Bishop Nicholas Dattilo, 71, a priest of the Catholic Diocese of Pittsburgh who went on to head the Diocese of Harrisburg for 14 years, died yesterday.
He had been hospitalized since Feb. 7 for kidney failure, diabetes and heart and respiratory problems, according to the Rev. T. Ronald Haney, diocesan spokesman.
"His outstanding pastoral and administrative skills were exceeded only by his great love of God and the church," said Bishop Donald Wuerl of Pittsburgh, who visited Bishop Dattilo last week.
Bishop Dattilo was one of six children born to Frank and Emma Dattilo in New Castle. After his 1958 ordination, he was a parochial vicar at St. Patrick in Canonsburg until 1971, with a brief stint filling in at St. Colman in Turtle Creek.
He was pastor of Madonna del Castello in Swissvale from 1971 to 1981 and of St. Vitus in New Castle from 1981 to 1985.
"He loved preaching -- he was very good at it. And he liked to teach," said his lifelong friend, the Rev. John Cassella, pastor of Madonna del Castello. They grew up together, entered seminary together and were ordained the same day.
Bishop Dattilo enjoyed working with adults who were entering the Catholic church "and any other forum where he could bring people to an understanding of what they were about as Catholic Christians," he said.
Then-Bishop Anthony Bevilacqua plucked Bishop Dattilo from parish ministry in 1985, making him secretary for clergy and pastoral life, then vicar general of the diocese.
Bishop Dattilo had a gift for finding hope in hard times, said the Rev. Ronald Lengwin, diocesan spokesman and a close friend. "He had an ability to look at the worst of situations and bring some good out of it," Lengwin said.
Lengwin was one of the few who knew of Bishop Dattilo's appointment to Harrisburg before the public announcement. Bishop Dattilo was genuinely surprised and humbled "when those of us who knew him didn't see any surprise in it at all," Lengwin said.
"This sounds like one of those things that you always say, but this truly was a man of deep faith who really loved the church."
Some believe that the geniality for which he was known and loved in Pittsburgh was not as evident in Harrisburg due to health problems and parish closures that sparked protests. The population had shifted from old industrial towns to suburbs, and Dattilo wanted to move his priests to where the people were. The number of parishes was reduced from 120 to 89, resulting in 23 appeals and years of picket lines at the chancery.
"He internalized their pain," Haney said of those who who protested. "It was a cross he bore."

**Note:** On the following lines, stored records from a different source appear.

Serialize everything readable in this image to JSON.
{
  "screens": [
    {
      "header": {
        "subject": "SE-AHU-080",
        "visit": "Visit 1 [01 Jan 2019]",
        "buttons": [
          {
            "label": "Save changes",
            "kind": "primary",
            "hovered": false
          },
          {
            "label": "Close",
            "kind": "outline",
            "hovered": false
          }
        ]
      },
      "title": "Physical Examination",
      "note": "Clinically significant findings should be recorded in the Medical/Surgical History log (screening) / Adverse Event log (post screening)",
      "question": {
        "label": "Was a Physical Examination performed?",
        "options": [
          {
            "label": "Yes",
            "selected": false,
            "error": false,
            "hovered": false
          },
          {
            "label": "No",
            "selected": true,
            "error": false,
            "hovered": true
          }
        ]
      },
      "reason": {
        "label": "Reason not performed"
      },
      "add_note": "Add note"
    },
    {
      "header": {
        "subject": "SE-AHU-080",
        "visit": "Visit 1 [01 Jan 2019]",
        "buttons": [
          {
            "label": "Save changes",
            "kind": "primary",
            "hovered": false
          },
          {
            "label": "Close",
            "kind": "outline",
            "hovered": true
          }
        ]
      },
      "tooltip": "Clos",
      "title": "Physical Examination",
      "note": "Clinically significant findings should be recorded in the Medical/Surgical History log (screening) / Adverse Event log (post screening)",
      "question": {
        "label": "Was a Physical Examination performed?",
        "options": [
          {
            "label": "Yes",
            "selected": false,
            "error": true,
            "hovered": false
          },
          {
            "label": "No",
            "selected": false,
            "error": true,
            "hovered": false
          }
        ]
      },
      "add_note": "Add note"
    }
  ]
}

But Dattilo won over the priests, Cassella said.
"He would have them over for a Super Bowl party and kick off his shoes. The priests saw he was one of them, that he was not a stuffy person," he said.
Haney called him " a financial wizard." Dattilo built a new pastoral center and priests' retirement home "without causing the diocese any debt at all," he said.
Dattilo was slow to anger and generous to a fault, Cassella said. "Whenever anyone asked him to do anything, he would always do it, as long as it was legal and aboveboard. He put himself out quite a bit."
"I told him, 'Nick, you're going to get sick and then you won't be any good to anyone.' But he was like the Lord, who allowed himself to be interfered with to do good for others."
Due to renovations at the cathedral, the funeral will be at 11:30 a.m. Friday in Good Shepherd parish, Camp Hill.
Ann Rodgers can be reached at email@example.com or 412-263-1416